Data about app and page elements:
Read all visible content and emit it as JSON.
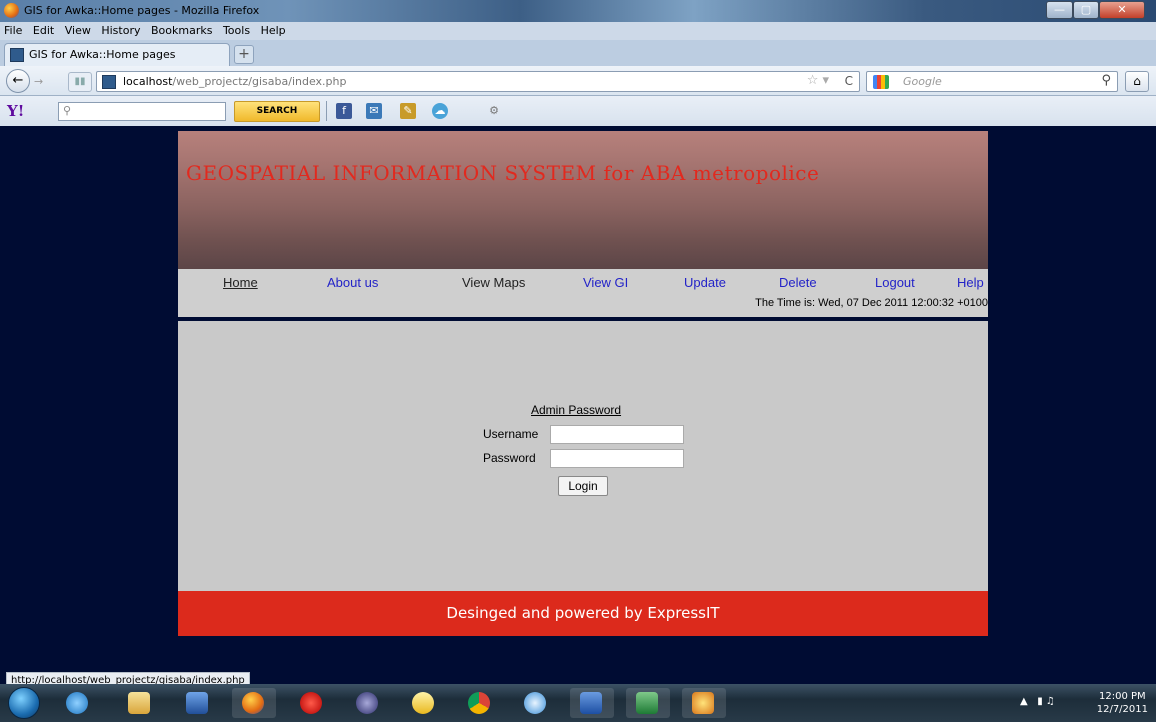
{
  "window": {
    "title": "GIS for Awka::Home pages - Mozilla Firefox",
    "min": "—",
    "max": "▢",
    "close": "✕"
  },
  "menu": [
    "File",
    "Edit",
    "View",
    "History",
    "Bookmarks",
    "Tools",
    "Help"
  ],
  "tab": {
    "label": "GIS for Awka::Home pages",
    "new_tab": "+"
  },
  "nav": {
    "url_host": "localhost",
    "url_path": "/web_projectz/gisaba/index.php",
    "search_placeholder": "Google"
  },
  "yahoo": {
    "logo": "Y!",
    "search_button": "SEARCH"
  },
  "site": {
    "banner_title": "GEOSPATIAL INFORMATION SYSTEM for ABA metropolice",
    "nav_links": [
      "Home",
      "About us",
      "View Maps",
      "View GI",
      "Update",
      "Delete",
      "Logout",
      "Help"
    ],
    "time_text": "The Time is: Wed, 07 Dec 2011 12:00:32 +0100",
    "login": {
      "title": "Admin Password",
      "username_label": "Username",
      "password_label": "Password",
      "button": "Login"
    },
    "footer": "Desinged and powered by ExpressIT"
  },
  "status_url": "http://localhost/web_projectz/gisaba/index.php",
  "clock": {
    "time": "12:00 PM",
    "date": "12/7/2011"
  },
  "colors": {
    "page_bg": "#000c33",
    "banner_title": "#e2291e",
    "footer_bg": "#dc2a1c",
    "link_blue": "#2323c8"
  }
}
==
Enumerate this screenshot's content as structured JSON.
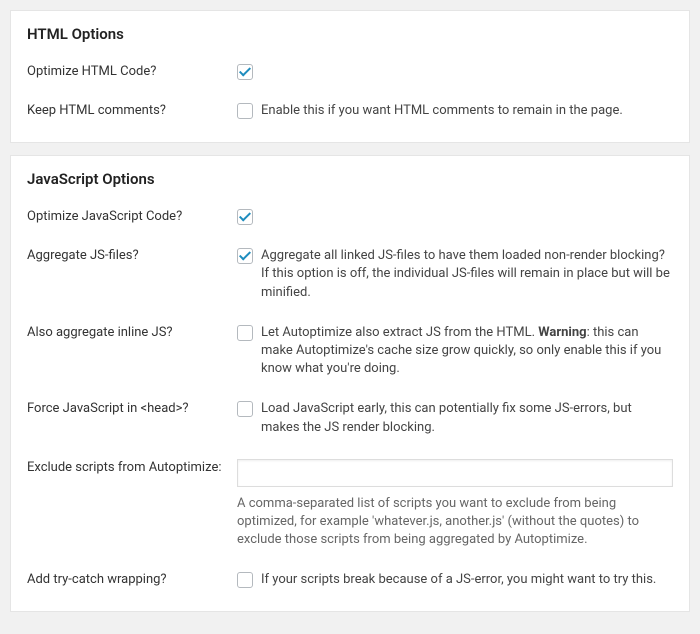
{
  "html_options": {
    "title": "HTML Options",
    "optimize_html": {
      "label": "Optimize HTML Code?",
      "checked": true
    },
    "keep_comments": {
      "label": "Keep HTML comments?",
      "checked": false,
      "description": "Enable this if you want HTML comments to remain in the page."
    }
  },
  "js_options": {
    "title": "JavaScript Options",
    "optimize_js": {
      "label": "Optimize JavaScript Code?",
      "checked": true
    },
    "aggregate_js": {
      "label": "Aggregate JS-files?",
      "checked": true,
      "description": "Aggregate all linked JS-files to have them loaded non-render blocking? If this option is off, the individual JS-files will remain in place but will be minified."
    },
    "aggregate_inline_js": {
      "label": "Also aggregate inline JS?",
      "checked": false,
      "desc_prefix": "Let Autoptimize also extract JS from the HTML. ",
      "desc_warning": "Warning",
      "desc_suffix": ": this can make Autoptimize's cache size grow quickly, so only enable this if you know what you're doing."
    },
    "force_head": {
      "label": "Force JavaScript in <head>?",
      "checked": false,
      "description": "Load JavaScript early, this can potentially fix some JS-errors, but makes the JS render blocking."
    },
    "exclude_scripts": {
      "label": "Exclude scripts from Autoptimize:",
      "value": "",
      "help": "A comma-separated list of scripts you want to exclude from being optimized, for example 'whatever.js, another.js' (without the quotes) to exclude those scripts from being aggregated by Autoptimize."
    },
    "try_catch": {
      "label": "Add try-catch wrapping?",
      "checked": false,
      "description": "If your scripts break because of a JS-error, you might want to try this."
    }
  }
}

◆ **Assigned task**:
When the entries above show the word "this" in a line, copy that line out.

◆ **Exercise output**:
Enumerate this screenshot's content as structured JSON.
      "description": "Enable this if you want HTML comments to remain in the page."
      "description": "Aggregate all linked JS-files to have them loaded non-render blocking? If this option is off, the individual JS-files will remain in place but will be minified."
      "desc_suffix": ": this can make Autoptimize's cache size grow quickly, so only enable this if you know what you're doing."
      "description": "Load JavaScript early, this can potentially fix some JS-errors, but makes the JS render blocking."
      "description": "If your scripts break because of a JS-error, you might want to try this."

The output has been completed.